I am still scratching my head to make the parts simpler but can't for the life of me to do any better. All parts have features that can accommodate errors in construction so that it can be done with simple tools.

Thanks again.

While I agree overall with the sentiment of using cheaper (and less overqualified) materials there ARE reasons the ones used are used. The aluminium rods as you mention are a poor idea because of the relative hardness of the linear bearings (unless IGES) and they'd scratch and dent. But yeah, I built my machine with aluminium V-slot and later considered that the card right-angled units used for pallet stacking would make an interesting alternative.

The rods are hardened steel and the bearings are LM10LUU for the resto of the printer and LM10UU for the XCarriage. The rest of the printer is aluminum tubing 20x20x1.5mm. Unfortunately the aluminum tubes are not straight enough nor strong enough to be used as linear guides. Do a search for @MiltyKoss and his new -and innovative approach for T-slot made linear guides.

A very interesting design! Thanks for that link! I'll certainly think about it further as regards improving my Hephaestus.

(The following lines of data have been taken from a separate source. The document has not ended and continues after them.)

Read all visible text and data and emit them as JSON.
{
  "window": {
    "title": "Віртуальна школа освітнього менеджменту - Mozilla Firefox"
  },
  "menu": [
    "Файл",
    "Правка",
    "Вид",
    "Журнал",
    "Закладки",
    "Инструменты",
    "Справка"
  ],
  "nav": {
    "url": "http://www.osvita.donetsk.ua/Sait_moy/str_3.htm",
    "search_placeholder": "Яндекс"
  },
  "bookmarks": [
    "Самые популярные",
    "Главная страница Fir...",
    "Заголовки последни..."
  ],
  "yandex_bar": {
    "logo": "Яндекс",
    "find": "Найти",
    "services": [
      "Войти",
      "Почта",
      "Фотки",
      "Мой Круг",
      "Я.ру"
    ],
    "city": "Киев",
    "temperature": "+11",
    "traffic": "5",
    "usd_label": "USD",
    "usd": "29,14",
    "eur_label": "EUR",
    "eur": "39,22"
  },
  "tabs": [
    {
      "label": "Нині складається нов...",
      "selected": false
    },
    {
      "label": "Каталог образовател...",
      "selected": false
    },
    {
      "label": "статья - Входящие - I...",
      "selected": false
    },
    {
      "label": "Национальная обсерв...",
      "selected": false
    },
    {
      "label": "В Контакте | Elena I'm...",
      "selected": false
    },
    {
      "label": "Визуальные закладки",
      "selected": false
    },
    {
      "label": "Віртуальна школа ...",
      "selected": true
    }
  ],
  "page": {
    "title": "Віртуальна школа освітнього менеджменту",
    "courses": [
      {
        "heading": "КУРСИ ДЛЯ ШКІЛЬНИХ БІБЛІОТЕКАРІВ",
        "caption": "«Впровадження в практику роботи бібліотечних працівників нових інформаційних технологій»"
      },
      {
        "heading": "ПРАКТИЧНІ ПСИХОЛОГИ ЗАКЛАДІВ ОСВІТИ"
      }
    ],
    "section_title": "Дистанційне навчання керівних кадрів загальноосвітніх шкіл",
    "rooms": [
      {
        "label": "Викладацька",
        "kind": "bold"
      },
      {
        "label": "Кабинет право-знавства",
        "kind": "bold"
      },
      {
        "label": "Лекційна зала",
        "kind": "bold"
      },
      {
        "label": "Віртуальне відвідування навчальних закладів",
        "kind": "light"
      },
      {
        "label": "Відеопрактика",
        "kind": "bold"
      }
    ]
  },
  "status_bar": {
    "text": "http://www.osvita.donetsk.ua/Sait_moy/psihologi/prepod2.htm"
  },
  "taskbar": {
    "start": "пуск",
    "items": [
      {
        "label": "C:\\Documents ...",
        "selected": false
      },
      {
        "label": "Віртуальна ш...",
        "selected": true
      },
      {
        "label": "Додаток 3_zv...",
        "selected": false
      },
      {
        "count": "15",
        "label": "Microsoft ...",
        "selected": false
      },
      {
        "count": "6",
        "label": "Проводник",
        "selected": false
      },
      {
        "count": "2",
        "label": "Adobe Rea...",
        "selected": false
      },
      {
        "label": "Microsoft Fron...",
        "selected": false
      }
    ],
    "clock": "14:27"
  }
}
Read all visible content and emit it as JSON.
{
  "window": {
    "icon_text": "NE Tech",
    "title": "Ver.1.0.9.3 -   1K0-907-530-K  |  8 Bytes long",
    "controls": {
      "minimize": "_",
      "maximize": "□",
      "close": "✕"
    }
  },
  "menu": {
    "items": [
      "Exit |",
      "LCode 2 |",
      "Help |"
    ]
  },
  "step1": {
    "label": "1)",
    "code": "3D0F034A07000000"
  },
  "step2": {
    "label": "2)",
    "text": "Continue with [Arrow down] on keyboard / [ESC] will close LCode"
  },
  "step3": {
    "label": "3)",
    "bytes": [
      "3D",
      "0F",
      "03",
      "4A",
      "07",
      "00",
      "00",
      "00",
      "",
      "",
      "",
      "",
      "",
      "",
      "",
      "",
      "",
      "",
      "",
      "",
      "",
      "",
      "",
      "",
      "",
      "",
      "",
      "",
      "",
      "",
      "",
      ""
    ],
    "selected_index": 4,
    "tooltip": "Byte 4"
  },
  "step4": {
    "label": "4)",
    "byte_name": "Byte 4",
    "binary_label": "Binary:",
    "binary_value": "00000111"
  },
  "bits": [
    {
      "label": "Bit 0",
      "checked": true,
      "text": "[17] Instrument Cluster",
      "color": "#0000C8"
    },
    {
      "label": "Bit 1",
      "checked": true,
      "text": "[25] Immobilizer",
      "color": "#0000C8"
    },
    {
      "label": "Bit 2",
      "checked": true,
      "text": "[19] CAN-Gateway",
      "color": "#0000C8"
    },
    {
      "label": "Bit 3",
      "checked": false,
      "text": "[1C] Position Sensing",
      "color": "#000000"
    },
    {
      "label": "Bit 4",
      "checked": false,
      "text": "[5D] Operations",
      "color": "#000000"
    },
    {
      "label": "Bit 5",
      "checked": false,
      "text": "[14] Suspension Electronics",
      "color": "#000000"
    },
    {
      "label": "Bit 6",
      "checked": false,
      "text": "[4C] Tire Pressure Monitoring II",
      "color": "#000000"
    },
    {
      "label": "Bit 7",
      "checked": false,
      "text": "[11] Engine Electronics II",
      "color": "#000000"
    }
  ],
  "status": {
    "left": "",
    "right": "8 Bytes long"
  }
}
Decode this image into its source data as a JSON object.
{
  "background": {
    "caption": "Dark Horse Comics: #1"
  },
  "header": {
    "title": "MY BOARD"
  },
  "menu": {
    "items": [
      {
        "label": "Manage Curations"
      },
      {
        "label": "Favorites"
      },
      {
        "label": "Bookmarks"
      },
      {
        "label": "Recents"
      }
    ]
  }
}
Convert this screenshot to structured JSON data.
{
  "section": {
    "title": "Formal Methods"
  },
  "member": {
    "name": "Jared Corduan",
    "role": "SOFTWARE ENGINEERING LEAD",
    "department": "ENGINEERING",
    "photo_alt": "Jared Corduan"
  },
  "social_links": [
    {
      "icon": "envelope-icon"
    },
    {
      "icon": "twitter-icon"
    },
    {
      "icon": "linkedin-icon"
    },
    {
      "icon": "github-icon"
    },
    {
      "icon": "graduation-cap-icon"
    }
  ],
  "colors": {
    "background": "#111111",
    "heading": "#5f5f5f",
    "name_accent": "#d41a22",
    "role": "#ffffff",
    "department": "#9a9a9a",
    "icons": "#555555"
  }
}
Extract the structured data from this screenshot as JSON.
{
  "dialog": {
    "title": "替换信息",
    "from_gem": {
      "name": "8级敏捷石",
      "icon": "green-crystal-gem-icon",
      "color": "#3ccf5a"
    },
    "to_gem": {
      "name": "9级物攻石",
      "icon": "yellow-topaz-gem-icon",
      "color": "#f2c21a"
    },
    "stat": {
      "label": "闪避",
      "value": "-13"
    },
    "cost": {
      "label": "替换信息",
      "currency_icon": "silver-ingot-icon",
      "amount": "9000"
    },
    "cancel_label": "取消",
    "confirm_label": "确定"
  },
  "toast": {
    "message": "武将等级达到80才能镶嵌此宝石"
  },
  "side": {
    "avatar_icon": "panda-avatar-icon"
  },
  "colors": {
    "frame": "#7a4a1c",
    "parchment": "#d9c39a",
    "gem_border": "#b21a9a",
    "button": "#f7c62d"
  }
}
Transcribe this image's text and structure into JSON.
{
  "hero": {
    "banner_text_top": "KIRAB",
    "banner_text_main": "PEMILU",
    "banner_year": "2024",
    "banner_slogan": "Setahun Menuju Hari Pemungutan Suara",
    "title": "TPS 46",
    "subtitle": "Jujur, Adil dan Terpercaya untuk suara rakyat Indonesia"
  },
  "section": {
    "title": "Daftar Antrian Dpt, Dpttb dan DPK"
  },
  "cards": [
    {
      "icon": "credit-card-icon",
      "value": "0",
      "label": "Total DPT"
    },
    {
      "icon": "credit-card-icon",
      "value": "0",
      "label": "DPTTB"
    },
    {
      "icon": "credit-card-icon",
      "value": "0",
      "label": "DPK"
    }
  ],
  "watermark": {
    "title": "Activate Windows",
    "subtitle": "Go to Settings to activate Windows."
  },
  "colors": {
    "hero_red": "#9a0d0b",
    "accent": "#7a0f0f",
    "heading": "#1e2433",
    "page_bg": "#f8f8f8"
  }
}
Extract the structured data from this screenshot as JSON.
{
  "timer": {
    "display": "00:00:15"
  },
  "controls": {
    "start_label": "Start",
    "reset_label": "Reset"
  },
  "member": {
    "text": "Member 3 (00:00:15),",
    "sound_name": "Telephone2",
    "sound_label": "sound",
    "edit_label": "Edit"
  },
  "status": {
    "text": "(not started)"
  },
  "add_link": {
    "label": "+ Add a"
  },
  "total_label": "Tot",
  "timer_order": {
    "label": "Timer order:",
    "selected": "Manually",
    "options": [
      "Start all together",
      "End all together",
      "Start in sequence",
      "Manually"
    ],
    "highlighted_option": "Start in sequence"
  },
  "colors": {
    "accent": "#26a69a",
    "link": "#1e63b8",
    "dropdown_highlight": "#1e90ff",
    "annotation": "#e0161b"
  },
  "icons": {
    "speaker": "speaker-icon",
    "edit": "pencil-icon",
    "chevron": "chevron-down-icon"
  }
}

Yes, its a shame that such "scaffolding" isn't always accurate! Mind you that's why you pay premium for precision tolerancing.

Hi, I really like your design!
Can you please explain how long the 20x20 tubes have to be ... Are there different lengths (for example red, blue, yellow?)

Don't forget to "Like" the design if you find it interesting :)

Hello, glad you like it. There is no default length for the tubes, it all depends on the build volume you need and the amount of tube you want to be hanging outside of the mandatory lengths - you might want that for some face panels, etc.
I have designed it around the following Smooth Rod length values: X 340mm, Y 350mm, Z 370mm. I haven't worked out all details to be able to release a BOM or some dimensions but they will be quite liberal.

In my case I have:
for X: 340mm 8mm Rods => Red Tube should be about 450mm
for Y: 350mm 10mm Rods => Yellow Tube should be about the same 450mm
for Z: 370mm 10mm Rods => Blue Tube should be about 365 + what goes above the CoreXY plane + what goes below (the feet of the frame), so about 520mm

For these values I get a conservative print volume of about 275(Xmm)x290mm(Y)x295mm(Z). Take this with a grain of salt, I haven't exactly measured this. Note: this is for the double bowden, it will be different for single hotend or other X Carriage configuration.

Also don't forget to "Like" the design if you appreciate it, it helps me a lot to see people are interested. Also if anyone wants to help prototyping it, I see it as a good way to get the design finished/developed more quickly. I will be pretty slow to present a prototype due to busy life and jobs that are not in the same place for long.